    This makes me think back on past shows I've enjoyed. Transformers, GI Joe, Silverhawks, Sailor Moon, Dragonball Z, Gundam. I would hold a moment of silence for these shows and their long-gone fanbases, except that they're not gone.

    Whether it be re-imaginings or continuations (Sailor Moon Crystal, Dragonball Super, Voltron Legendary Defender) or brief bouts of humor (Silverhawks has been featured on Robot Chicken), it seems that the stories stick with us. Not necessarily at our awareness' forefront, but we are shaped by what we experience and we give shape to the world through our own expressions. For good or ill, we carry a part of past fandoms into new ones.

    I'd be negligent if I'd didn't bring up the two biggest fandoms. Star Trek grew around a show that had been canceled and put into syndication. This unexpected enthusiasm lead to the creation of the movie series and a television relaunch that lasted 18 years before going to slumber in 2005. Yet even after Enterprise seemingly ended the show's run, the movie reboots rekindled the energy in 2009 with a new TV series on the horizon. That's a 50-year-long fandom still kicking!

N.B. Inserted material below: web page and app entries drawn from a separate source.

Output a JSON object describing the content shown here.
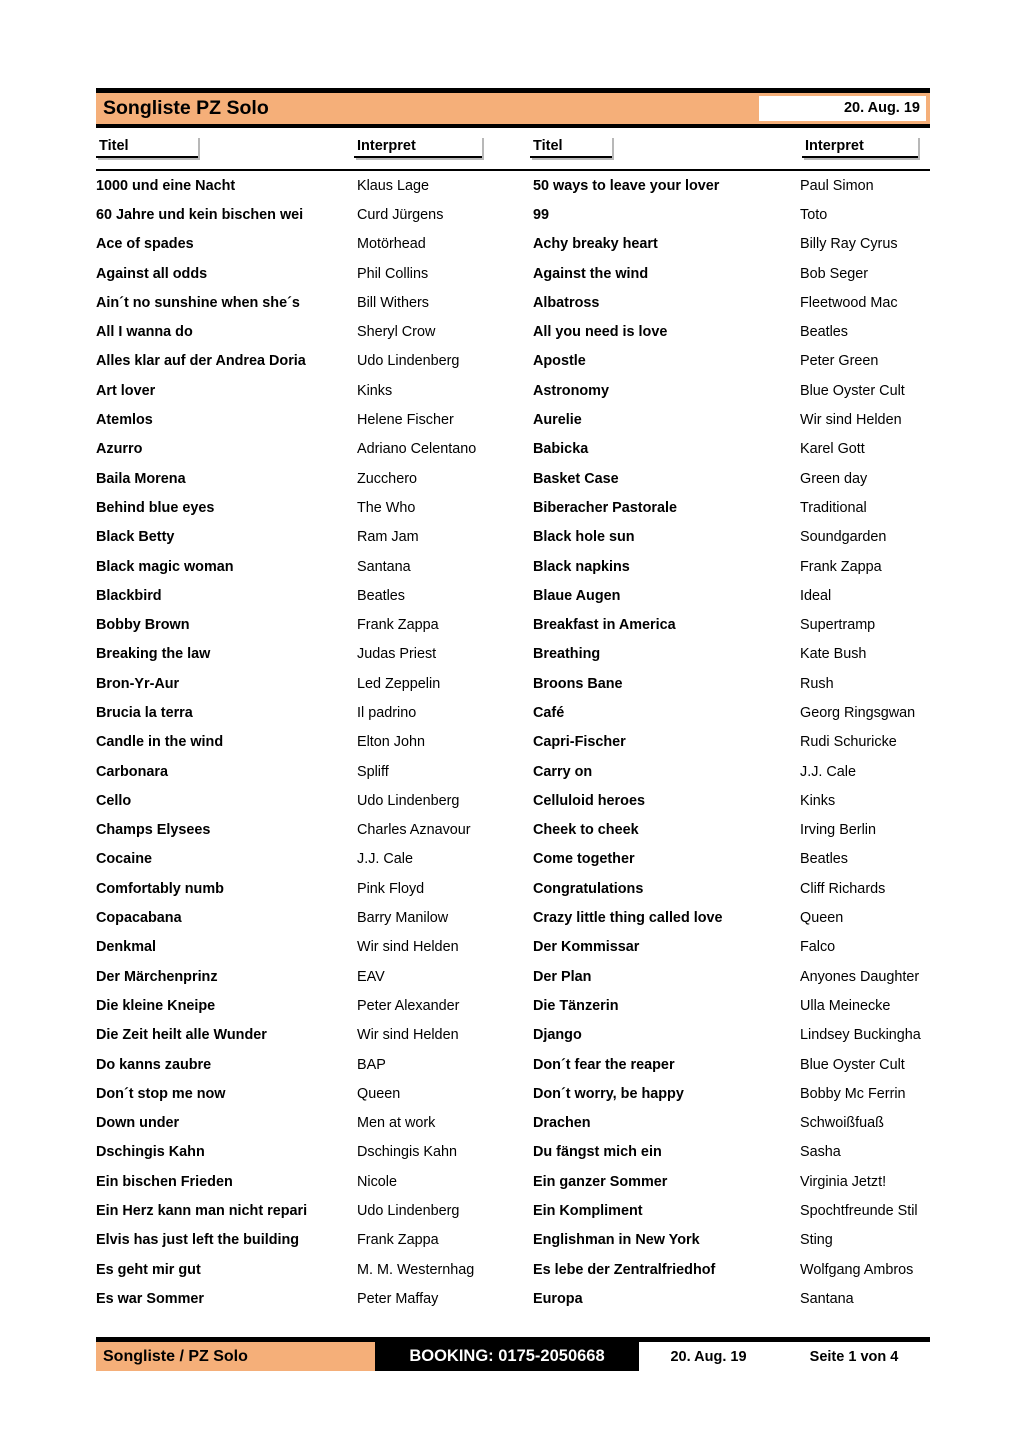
{
  "header": {
    "title": "Songliste PZ Solo",
    "date": "20. Aug. 19",
    "accent_color": "#F5AF79"
  },
  "columns": {
    "c1": "Titel",
    "c2": "Interpret",
    "c3": "Titel",
    "c4": "Interpret"
  },
  "rows": [
    {
      "title_left": "1000 und eine Nacht",
      "artist_left": "Klaus Lage",
      "title_right": "50 ways to leave your lover",
      "artist_right": "Paul Simon"
    },
    {
      "title_left": "60 Jahre und kein bischen wei",
      "artist_left": "Curd Jürgens",
      "title_right": "99",
      "artist_right": "Toto"
    },
    {
      "title_left": "Ace of spades",
      "artist_left": "Motörhead",
      "title_right": "Achy breaky heart",
      "artist_right": "Billy Ray Cyrus"
    },
    {
      "title_left": "Against all odds",
      "artist_left": "Phil Collins",
      "title_right": "Against the wind",
      "artist_right": "Bob Seger"
    },
    {
      "title_left": "Ain´t no sunshine when she´s",
      "artist_left": "Bill Withers",
      "title_right": "Albatross",
      "artist_right": "Fleetwood Mac"
    },
    {
      "title_left": "All I wanna do",
      "artist_left": "Sheryl Crow",
      "title_right": "All you need is love",
      "artist_right": "Beatles"
    },
    {
      "title_left": "Alles klar auf der Andrea Doria",
      "artist_left": "Udo Lindenberg",
      "title_right": "Apostle",
      "artist_right": "Peter Green"
    },
    {
      "title_left": "Art lover",
      "artist_left": "Kinks",
      "title_right": "Astronomy",
      "artist_right": "Blue Oyster Cult"
    },
    {
      "title_left": "Atemlos",
      "artist_left": "Helene Fischer",
      "title_right": "Aurelie",
      "artist_right": "Wir sind Helden"
    },
    {
      "title_left": "Azurro",
      "artist_left": "Adriano Celentano",
      "title_right": "Babicka",
      "artist_right": "Karel Gott"
    },
    {
      "title_left": "Baila Morena",
      "artist_left": "Zucchero",
      "title_right": "Basket Case",
      "artist_right": "Green day"
    },
    {
      "title_left": "Behind blue eyes",
      "artist_left": "The Who",
      "title_right": "Biberacher Pastorale",
      "artist_right": "Traditional"
    },
    {
      "title_left": "Black Betty",
      "artist_left": "Ram Jam",
      "title_right": "Black hole sun",
      "artist_right": "Soundgarden"
    },
    {
      "title_left": "Black magic woman",
      "artist_left": "Santana",
      "title_right": "Black napkins",
      "artist_right": "Frank Zappa"
    },
    {
      "title_left": "Blackbird",
      "artist_left": "Beatles",
      "title_right": "Blaue Augen",
      "artist_right": "Ideal"
    },
    {
      "title_left": "Bobby Brown",
      "artist_left": "Frank Zappa",
      "title_right": "Breakfast in America",
      "artist_right": "Supertramp"
    },
    {
      "title_left": "Breaking the law",
      "artist_left": "Judas Priest",
      "title_right": "Breathing",
      "artist_right": "Kate Bush"
    },
    {
      "title_left": "Bron-Yr-Aur",
      "artist_left": "Led Zeppelin",
      "title_right": "Broons Bane",
      "artist_right": "Rush"
    },
    {
      "title_left": "Brucia la terra",
      "artist_left": "Il padrino",
      "title_right": "Café",
      "artist_right": "Georg Ringsgwan"
    },
    {
      "title_left": "Candle in the wind",
      "artist_left": "Elton John",
      "title_right": "Capri-Fischer",
      "artist_right": "Rudi Schuricke"
    },
    {
      "title_left": "Carbonara",
      "artist_left": "Spliff",
      "title_right": "Carry on",
      "artist_right": "J.J. Cale"
    },
    {
      "title_left": "Cello",
      "artist_left": "Udo Lindenberg",
      "title_right": "Celluloid heroes",
      "artist_right": "Kinks"
    },
    {
      "title_left": "Champs Elysees",
      "artist_left": "Charles Aznavour",
      "title_right": "Cheek to cheek",
      "artist_right": "Irving Berlin"
    },
    {
      "title_left": "Cocaine",
      "artist_left": "J.J. Cale",
      "title_right": "Come together",
      "artist_right": "Beatles"
    },
    {
      "title_left": "Comfortably numb",
      "artist_left": "Pink Floyd",
      "title_right": "Congratulations",
      "artist_right": "Cliff Richards"
    },
    {
      "title_left": "Copacabana",
      "artist_left": "Barry Manilow",
      "title_right": "Crazy little thing called love",
      "artist_right": "Queen"
    },
    {
      "title_left": "Denkmal",
      "artist_left": "Wir sind Helden",
      "title_right": "Der Kommissar",
      "artist_right": "Falco"
    },
    {
      "title_left": "Der Märchenprinz",
      "artist_left": "EAV",
      "title_right": "Der Plan",
      "artist_right": "Anyones Daughter"
    },
    {
      "title_left": "Die kleine Kneipe",
      "artist_left": "Peter Alexander",
      "title_right": "Die Tänzerin",
      "artist_right": "Ulla Meinecke"
    },
    {
      "title_left": "Die Zeit heilt alle Wunder",
      "artist_left": "Wir sind Helden",
      "title_right": "Django",
      "artist_right": "Lindsey Buckingha"
    },
    {
      "title_left": "Do kanns zaubre",
      "artist_left": "BAP",
      "title_right": "Don´t fear the reaper",
      "artist_right": "Blue Oyster Cult"
    },
    {
      "title_left": "Don´t stop me now",
      "artist_left": "Queen",
      "title_right": "Don´t worry, be happy",
      "artist_right": "Bobby Mc Ferrin"
    },
    {
      "title_left": "Down under",
      "artist_left": "Men at work",
      "title_right": "Drachen",
      "artist_right": "Schwoißfuaß"
    },
    {
      "title_left": "Dschingis Kahn",
      "artist_left": "Dschingis Kahn",
      "title_right": "Du fängst mich ein",
      "artist_right": "Sasha"
    },
    {
      "title_left": "Ein bischen Frieden",
      "artist_left": "Nicole",
      "title_right": "Ein ganzer Sommer",
      "artist_right": "Virginia Jetzt!"
    },
    {
      "title_left": "Ein Herz kann man nicht repari",
      "artist_left": "Udo Lindenberg",
      "title_right": "Ein Kompliment",
      "artist_right": "Spochtfreunde Stil"
    },
    {
      "title_left": "Elvis has just left the building",
      "artist_left": "Frank Zappa",
      "title_right": "Englishman in New York",
      "artist_right": "Sting"
    },
    {
      "title_left": "Es geht mir gut",
      "artist_left": "M. M. Westernhag",
      "title_right": "Es lebe der Zentralfriedhof",
      "artist_right": "Wolfgang Ambros"
    },
    {
      "title_left": "Es war Sommer",
      "artist_left": "Peter Maffay",
      "title_right": "Europa",
      "artist_right": "Santana"
    }
  ],
  "footer": {
    "left_label": "Songliste / PZ Solo",
    "booking": "BOOKING: 0175-2050668",
    "date": "20. Aug. 19",
    "page": "Seite 1 von 4"
  }
}
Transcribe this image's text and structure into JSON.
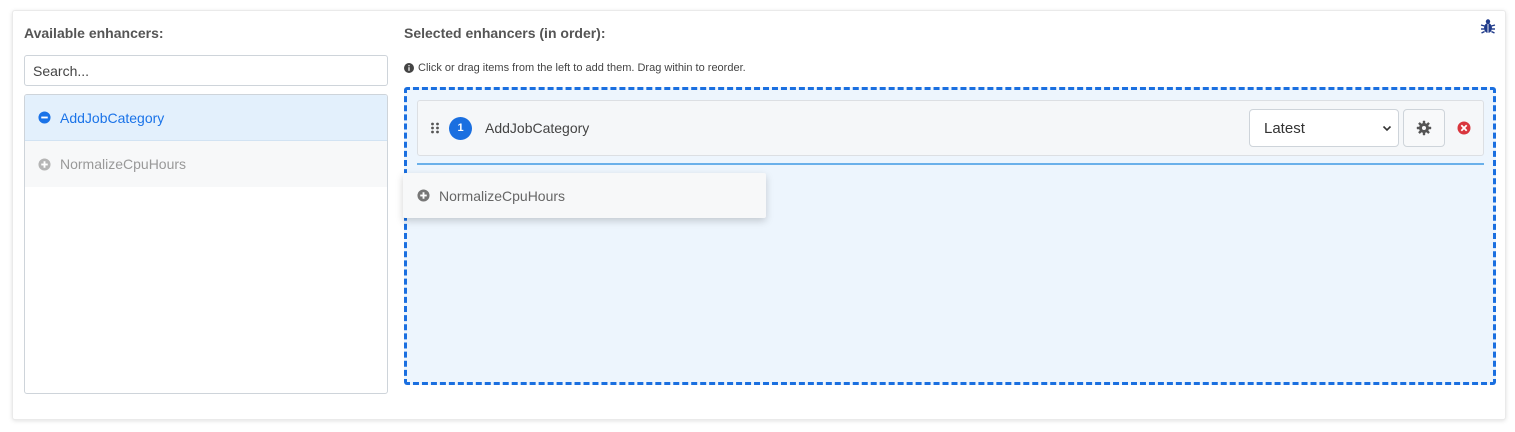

    Star Wars had its own disappointments with the Ewoks movies and their failed cartoons. Yet the stories continued in comic and novels formats, keeping the fanbase talking until the prequels took form. Revenge of the Sith should have been the finale, but now we await The Last Jedi and Rebels' fourth season.

    Just today I got word that Invader Zim would return as movie more than eleven years after its last episode. A comic book line also kept the interesting going from 2015 onward. Just to stress how old I am, I remember a brief period where I thought Transformers' era was done, just before hearing about Beast Wars. Now I look at our entertainment landscape and see the 80's being re-imagined and updated at every turn. Friendship is Magic is a part of this effort and I see no reason why culture's cycle won't come around a second or third time. Some say we've reached our peak, but how far ahead were we really looking?

    Going back to Vicodin's original quote, the fandom is not carrying us to the end of a ride. Rather, we carry it with as much or as little expression as we choose to invest. When Friendship is Magic reaches its conclusion, there will not be an official asking you to step off the ride, turn in your Brony ID, and discard your enthusiasm in the provided bin. Some folks will keep the excitement going through conventions, re-watch streams, and fan works. Others will go for alternate pursuits while integrating the experience into their lives.

    Speaking as someone who has done comics and videos within this fandom, I can say that the effort has improved my technical skill. I now understand Illustrator, Adobe Premier, and After Effects better than I did six months ago. I imagine that Duo Cartoonist and other content creators have improved their skills from tackling projects and will move forward. Those who are just getting started, practicing artwork or animation based on MLP, now have examples to act as inspiration not from the show alone but from fellow fans. Even if the creators have stepped away from the fandom, I do not accept the idea that this effort was wasted.

    So if there's anything to take away from this editorial, it's to not write off your own time in this fandom, however long your interest lasts. As a creator of content or a consumer of entertainment, time spent as a fan of a work will have an impact on your future in ways not yet understood. 

    At some point the Brony fandom will hibernate or move into a less focused state. But it won't be dead. Fans will remember their experiences and remember the show that gained and held their attention. Perhaps a young fan will take the same role as Lauren Faust, revitalizing a childhood memory for a fresh audience. 

    However long this lasts, I intend to enjoy it without worrying about an end point. I hope all of you can enjoy the flow and carry forward in ways that satisfy and encourage yourselves. On to Season Seven!

    I'm Silver Quill. Thanks for reading!